The runner bean's vertical growing style makes it suitable even for small areas that can support a trellis, and the flowers attract bees and hummingbirds. The beans can become tough when too large, but picking them earlier keeps them tender and stimulates flower production.
Laurels grow quickly - from one to two feet per year - and are evergreen in most climates. Portuguese Laurels are a great solution for USDA Hardiness Zones down to 6b, while the slightly slower-growing Mountain Laurel is hardy down to Zone 4.
(The leaves and fruit are toxic to many mammals, but the berries provide good forage for birds.)
Paniculate (Panicle) Hydrangeas
Many hydrangea varieties that are popular with humans are not so well-loved by pollinators. The exception? Panicle hydrangeas, sometimes known as PeeGee hydrangeas.
These shrubs fall into the "keep it simple" gardening category, reliably producing beautiful conical flowers and proving to be extremely cold-hardy - even down to Zone 3 (minus 40 degrees Fahrenheit). As a bonus, they're generally far more attractive to bees and butterflies than broad-leaf hydrangeas.
We all know that bees and butterflies could use any help they can get these days, but trying to choose what types of pollinator-friendly flowers to plant can feel like taking a crash course in advanced horticulture!
Every gardening website has their own list of flowers, and plant hardiness levels are all over the board. An easier solution can be to simply buy a pre-assembled pollinator seed packet of hardy seeds.
Here are two examples of well-reviewed seed kits for sale on Amazon, one for hummingbirds and one for bees. (Many others are available.)

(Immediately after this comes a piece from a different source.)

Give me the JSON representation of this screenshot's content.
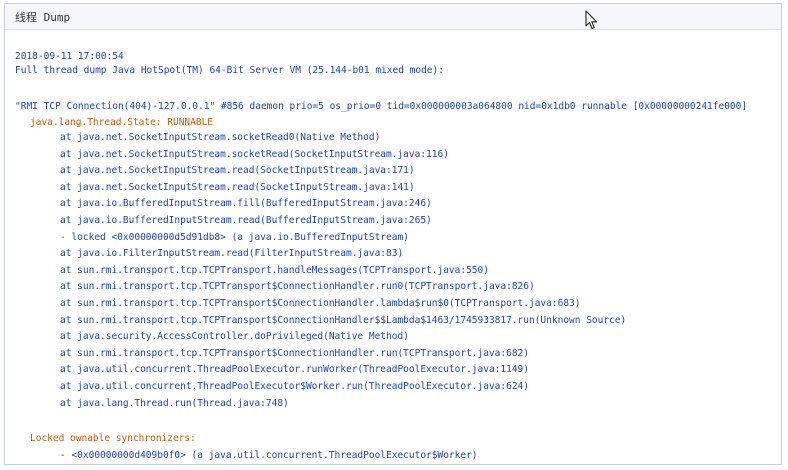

The general rule is to prune summer-flowering shrubs in the spring, and spring-flowering bulbs in the summer.
The pruning time for hydrangeas varies, seeing as not all varieties flower at the same time. Panicle hydrangeas typically bloom on the current season's growth and can therefore be pruned in the spring. Fruit trees should be pruned while dormant, which usually means no later than early spring.
Try to choose plants that have not been treated with neonicotinoids, chemicals considered to be harmful to pollinators. Most stores have phased these out over the past few years, but it's still a good idea to check. Anything containing acetamiprid, clothianidin, dinotefuran, imidacloprid, nitenpyram, thiacloprid, or thiamethoxam qualifies as a neonicotinoid.
Small Gardens Are Important Too
It's easy to assume that a balcony or patio garden won't do much to support wildlife, but some bees have small home ranges and can live their entire life in a 10 by 20-foot enclave. For species like these, a small container garden of pollinator-friendly plants can be a life-sustaining haven.
Fun Project: Catering to the Feathered House Hunter
Everyone has their calling, and for one woman that calling was to win over a jaded and hostile rescued emu at her animal sanctuary. It's not your classic "love wins over all" story, but it is worth a watch. :)
Click hereor on the image above to see how it plays out on the Dodo's family-friendly Facebook page. (You do not need a Facebook account to watch the video.)
Are you thinking of buying or selling a home in the next year, or could you use some remodeling advice? Even if you just need the name of a good service provider, please remember that we're always here to help you. We welcome the opportunity to serve you, your friends and associates with our expertise and recommendations.
Please give us a call today at (952) 442-1300 if we can be of assistance!